cc: Mr. Albert T. Gimbel, Attorney for Respondent
Mr. E. Gary Early, Attorney for Respondent
Mr. Mark Herron, Attorney for Respondent
Mr. Linzie F. Bogan, Commission Advocate
Mr. Kenneth J. Kopczynski, Complainant
The Honorable Harry L. Hooper
Division of Administrative Hearings
 The ALJ's reference in the RO to Sections 112.313(2), (6), and (7), Florida Statutes, is in error.

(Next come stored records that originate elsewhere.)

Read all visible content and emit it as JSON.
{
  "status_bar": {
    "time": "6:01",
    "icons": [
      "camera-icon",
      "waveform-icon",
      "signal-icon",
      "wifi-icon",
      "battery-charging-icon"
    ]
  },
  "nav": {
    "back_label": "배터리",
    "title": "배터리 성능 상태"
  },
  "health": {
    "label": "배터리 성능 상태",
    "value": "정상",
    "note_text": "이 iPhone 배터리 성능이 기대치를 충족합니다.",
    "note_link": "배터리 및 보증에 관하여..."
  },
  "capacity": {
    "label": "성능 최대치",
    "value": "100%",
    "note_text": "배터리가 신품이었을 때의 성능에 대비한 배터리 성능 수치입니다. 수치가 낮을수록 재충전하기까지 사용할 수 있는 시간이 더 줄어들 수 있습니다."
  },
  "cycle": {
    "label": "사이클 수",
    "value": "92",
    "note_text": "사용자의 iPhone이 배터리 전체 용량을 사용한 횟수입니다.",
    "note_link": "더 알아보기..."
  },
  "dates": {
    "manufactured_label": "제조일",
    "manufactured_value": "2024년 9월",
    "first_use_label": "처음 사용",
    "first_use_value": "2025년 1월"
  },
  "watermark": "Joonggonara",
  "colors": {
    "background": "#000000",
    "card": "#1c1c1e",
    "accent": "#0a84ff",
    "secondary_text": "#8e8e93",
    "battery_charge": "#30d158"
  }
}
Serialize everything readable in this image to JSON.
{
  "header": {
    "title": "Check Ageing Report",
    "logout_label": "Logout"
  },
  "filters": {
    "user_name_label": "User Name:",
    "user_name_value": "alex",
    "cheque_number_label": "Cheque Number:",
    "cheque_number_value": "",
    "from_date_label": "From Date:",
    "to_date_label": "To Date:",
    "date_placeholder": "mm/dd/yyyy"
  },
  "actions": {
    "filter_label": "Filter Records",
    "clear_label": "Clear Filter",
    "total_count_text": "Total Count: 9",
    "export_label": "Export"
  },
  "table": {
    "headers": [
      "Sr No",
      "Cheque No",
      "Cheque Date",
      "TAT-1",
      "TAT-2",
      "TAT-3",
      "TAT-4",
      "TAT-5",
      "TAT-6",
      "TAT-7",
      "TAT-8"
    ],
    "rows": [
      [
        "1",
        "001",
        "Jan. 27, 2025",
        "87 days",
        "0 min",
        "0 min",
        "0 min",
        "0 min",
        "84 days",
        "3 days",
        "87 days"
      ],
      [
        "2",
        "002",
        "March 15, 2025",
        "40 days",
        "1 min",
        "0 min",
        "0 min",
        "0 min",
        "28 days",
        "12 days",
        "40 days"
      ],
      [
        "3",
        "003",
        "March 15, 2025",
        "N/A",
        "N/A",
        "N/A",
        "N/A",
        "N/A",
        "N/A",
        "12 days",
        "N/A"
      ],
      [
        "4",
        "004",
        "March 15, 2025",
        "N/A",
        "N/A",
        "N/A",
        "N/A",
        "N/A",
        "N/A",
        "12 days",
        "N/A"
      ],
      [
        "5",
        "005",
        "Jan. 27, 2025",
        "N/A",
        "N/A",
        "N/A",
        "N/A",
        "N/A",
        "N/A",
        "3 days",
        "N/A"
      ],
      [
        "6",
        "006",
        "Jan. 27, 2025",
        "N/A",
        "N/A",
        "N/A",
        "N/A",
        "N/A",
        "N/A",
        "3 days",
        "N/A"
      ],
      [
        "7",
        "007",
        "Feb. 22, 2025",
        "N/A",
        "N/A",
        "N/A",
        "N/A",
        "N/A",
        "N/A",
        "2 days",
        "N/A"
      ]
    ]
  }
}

None of these provisions was at issue before the Commission or the ALJ.
 The Commission's reason for rejection or modification of the any contrary conclusions of the ALJ is that Section 112.312(12), which is a part of the definition of "gift," clearly encompasses both "transportation" and "lodging"; and the Commission finds that its substituted conclusions are as or more reasonable that any contrary conclusions by the ALJ.
 The last sentence states that "[t]he
record is clear that it was the intent of CCA to give air transportation and
 The Commission's reason for rejection or modification of any contrary conclusions of the ALJ is that the Commission's rule defining "donee" controls over any differing dictionary definition; and the Commission finds that its substituted conclusions are as or more reasonable than any contrary conclusions by the ALJ.
 The Commission's reason for rejection or modification of any contrary conclusions of the ALJ is that the Commission's administrative rule construing the meaning of the language of Section 112.3148(4) at issue is contrary to the meaning ascribed to the language by the ALJ; and the Commission finds that its substituted conclusions are as or more reasonable than any contrary conclusions by the ALJ.
 However, failure of Section 112.312(12)(b)1 to encompass Respondent's situation does not result in a determination by the Commission that Respondent violated Section 112.3148, given other content of the RO and of this Final Order And Public Report.
 The Pritchard and Colon ethics complaint matters (in which the Commission found probable cause at its June 2006 meeting) cited by the Advocate are pending hearing, settlement, and/or final disposition, and thus should not be considered "precedent" as to our interpretation of the meaning of the language referenced in paragraph 49. Issues as to all of the elements of alleged violations of Section 112.3148(8), including issues of whether the respondents accepted gifts, which are necessarily interwoven with the issue of whether the items were a gift to their governmental entity, are still pending.
 The essence of this exception appears to go
to the substance of the ALJ's factual findings in paragraph 46 (that
 A point of the ALJ's findings in the last two sentences is that there is a similarity between the manufacturer's paying the government entity (not the supervisor) in CEO 91-21 and CCA's paying persons other than the Respondent (e.g., hotel, airline) in the instant matter: similar in that no one directly gave either the supervisor or the Respondent money for travel.